• **Activity**:
Take the entries below and retype them word for word, excluding the images.

• **The data**:
------------------------------

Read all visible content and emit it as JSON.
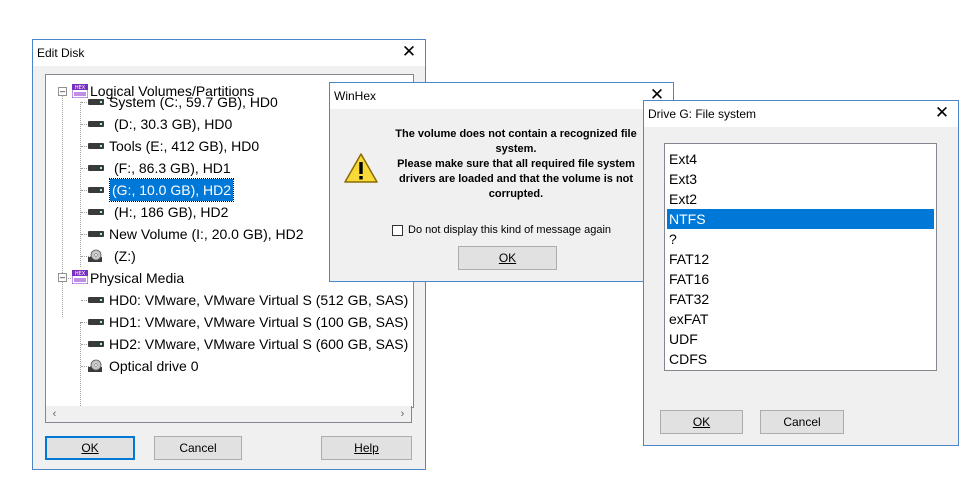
{
  "edit_disk": {
    "title": "Edit Disk",
    "close": "✕",
    "tree": {
      "logical_label": "Logical Volumes/Partitions",
      "logical": [
        "System (C:, 59.7 GB), HD0",
        "(D:, 30.3 GB), HD0",
        "Tools (E:, 412 GB), HD0",
        "(F:, 86.3 GB), HD1",
        "(G:, 10.0 GB), HD2",
        "(H:, 186 GB), HD2",
        "New Volume (I:, 20.0 GB), HD2",
        "(Z:)"
      ],
      "physical_label": "Physical Media",
      "physical": [
        "HD0: VMware, VMware Virtual S (512 GB, SAS)",
        "HD1: VMware, VMware Virtual S (100 GB, SAS)",
        "HD2: VMware, VMware Virtual S (600 GB, SAS)",
        "Optical drive 0"
      ],
      "selected": "(G:, 10.0 GB), HD2"
    },
    "buttons": {
      "ok": "OK",
      "cancel": "Cancel",
      "help": "Help"
    }
  },
  "winhex": {
    "title": "WinHex",
    "close": "✕",
    "message_line1": "The volume does not contain a recognized file system.",
    "message_line2": "Please make sure that all required file system drivers are loaded and that the volume is not corrupted.",
    "checkbox_label": "Do not display this kind of message again",
    "ok": "OK"
  },
  "fs_dialog": {
    "title": "Drive G: File system",
    "close": "✕",
    "items": [
      "Ext4",
      "Ext3",
      "Ext2",
      "NTFS",
      "?",
      "FAT12",
      "FAT16",
      "FAT32",
      "exFAT",
      "UDF",
      "CDFS"
    ],
    "selected": "NTFS",
    "buttons": {
      "ok": "OK",
      "cancel": "Cancel"
    }
  }
}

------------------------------

• **Response to this task**:
Read all visible content and emit it as JSON.
{
  "edit_disk": {
    "title": "Edit Disk",
    "close": "✕",
    "tree": {
      "logical_label": "Logical Volumes/Partitions",
      "logical": [
        "System (C:, 59.7 GB), HD0",
        "(D:, 30.3 GB), HD0",
        "Tools (E:, 412 GB), HD0",
        "(F:, 86.3 GB), HD1",
        "(G:, 10.0 GB), HD2",
        "(H:, 186 GB), HD2",
        "New Volume (I:, 20.0 GB), HD2",
        "(Z:)"
      ],
      "physical_label": "Physical Media",
      "physical": [
        "HD0: VMware, VMware Virtual S (512 GB, SAS)",
        "HD1: VMware, VMware Virtual S (100 GB, SAS)",
        "HD2: VMware, VMware Virtual S (600 GB, SAS)",
        "Optical drive 0"
      ],
      "selected": "(G:, 10.0 GB), HD2"
    },
    "buttons": {
      "ok": "OK",
      "cancel": "Cancel",
      "help": "Help"
    }
  },
  "winhex": {
    "title": "WinHex",
    "close": "✕",
    "message_line1": "The volume does not contain a recognized file system.",
    "message_line2": "Please make sure that all required file system drivers are loaded and that the volume is not corrupted.",
    "checkbox_label": "Do not display this kind of message again",
    "ok": "OK"
  },
  "fs_dialog": {
    "title": "Drive G: File system",
    "close": "✕",
    "items": [
      "Ext4",
      "Ext3",
      "Ext2",
      "NTFS",
      "?",
      "FAT12",
      "FAT16",
      "FAT32",
      "exFAT",
      "UDF",
      "CDFS"
    ],
    "selected": "NTFS",
    "buttons": {
      "ok": "OK",
      "cancel": "Cancel"
    }
  }
}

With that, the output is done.